[DATA TO EXAMINE — start]

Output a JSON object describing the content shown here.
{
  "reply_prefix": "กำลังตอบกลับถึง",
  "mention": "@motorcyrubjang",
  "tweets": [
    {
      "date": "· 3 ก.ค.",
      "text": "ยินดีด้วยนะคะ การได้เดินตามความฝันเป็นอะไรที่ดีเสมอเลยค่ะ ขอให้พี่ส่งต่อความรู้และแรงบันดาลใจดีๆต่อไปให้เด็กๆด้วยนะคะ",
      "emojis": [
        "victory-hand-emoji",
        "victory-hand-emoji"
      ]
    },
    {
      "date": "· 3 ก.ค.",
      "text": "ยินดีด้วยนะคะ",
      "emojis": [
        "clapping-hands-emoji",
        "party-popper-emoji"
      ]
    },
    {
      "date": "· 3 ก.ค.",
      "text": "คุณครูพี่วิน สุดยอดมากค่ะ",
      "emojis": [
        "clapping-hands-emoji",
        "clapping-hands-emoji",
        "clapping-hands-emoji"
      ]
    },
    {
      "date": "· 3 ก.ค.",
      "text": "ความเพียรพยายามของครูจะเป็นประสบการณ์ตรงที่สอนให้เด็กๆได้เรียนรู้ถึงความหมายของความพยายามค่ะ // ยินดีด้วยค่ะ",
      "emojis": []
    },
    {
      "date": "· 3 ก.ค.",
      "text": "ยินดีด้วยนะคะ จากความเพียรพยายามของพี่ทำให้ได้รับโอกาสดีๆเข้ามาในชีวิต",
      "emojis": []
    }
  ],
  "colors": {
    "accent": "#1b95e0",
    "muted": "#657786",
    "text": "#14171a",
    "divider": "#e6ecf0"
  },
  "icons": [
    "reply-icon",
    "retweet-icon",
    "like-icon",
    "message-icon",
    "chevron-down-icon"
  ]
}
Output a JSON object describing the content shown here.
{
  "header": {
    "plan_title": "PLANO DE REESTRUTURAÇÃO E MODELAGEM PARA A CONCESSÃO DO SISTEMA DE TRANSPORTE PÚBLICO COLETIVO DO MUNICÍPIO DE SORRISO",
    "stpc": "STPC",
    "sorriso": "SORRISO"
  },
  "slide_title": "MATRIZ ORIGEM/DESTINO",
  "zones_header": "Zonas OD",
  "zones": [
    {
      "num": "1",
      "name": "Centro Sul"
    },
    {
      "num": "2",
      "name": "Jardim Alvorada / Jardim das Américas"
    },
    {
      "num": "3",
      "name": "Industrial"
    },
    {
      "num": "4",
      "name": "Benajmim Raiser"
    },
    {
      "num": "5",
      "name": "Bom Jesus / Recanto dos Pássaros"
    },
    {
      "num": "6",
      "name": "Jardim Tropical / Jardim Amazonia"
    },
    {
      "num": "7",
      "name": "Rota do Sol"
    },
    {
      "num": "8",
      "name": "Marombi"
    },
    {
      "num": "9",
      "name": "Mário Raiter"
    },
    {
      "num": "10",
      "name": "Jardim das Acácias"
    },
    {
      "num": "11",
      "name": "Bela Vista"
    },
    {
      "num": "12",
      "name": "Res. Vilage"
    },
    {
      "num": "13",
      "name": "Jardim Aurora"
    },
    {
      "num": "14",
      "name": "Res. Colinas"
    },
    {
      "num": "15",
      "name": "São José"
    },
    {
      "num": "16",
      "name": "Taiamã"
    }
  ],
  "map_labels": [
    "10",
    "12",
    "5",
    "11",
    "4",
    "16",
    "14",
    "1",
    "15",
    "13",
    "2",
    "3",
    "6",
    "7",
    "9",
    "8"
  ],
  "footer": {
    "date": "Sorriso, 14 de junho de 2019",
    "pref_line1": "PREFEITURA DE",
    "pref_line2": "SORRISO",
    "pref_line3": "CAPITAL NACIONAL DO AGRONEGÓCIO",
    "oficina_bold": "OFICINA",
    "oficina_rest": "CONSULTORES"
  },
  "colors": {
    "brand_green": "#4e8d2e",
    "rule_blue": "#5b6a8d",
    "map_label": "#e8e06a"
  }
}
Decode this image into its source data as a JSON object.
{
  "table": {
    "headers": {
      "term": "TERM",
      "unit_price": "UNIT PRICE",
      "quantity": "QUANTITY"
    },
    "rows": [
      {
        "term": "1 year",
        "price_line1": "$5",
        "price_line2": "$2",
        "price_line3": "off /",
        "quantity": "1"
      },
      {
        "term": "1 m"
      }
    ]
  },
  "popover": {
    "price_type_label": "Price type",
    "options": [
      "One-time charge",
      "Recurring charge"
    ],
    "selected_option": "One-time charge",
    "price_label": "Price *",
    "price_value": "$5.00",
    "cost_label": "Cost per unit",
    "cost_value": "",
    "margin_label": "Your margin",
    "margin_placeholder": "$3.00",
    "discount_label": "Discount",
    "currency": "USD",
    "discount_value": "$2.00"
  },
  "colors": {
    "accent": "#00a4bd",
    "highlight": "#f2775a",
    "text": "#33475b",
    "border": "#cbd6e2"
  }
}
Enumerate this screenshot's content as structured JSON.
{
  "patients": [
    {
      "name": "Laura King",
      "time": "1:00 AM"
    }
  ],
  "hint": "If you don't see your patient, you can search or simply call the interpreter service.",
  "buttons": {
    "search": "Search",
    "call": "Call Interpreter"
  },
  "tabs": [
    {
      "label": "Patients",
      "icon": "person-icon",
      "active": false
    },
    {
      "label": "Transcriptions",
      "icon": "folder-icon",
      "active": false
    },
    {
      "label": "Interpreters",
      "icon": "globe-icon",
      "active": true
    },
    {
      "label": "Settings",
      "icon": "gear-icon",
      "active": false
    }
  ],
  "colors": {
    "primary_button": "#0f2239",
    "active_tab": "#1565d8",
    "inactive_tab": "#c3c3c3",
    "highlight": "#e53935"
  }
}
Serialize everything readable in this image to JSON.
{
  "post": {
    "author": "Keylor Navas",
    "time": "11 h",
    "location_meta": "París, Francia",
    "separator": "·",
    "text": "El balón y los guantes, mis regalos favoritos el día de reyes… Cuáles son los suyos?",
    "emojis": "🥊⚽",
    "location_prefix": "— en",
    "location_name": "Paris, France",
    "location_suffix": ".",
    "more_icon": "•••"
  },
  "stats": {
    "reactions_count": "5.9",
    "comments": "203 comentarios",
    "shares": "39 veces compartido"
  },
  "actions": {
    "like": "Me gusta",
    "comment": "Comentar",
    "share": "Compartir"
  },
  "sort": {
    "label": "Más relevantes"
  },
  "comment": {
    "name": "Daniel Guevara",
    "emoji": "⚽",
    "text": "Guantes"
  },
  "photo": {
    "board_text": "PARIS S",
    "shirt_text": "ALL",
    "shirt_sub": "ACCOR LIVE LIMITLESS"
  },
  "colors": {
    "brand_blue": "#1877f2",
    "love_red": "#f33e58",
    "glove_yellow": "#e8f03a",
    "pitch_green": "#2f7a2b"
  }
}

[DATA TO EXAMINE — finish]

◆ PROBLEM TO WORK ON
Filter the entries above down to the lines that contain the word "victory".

◆ SOLVED PROBLEM
        "victory-hand-emoji",
        "victory-hand-emoji"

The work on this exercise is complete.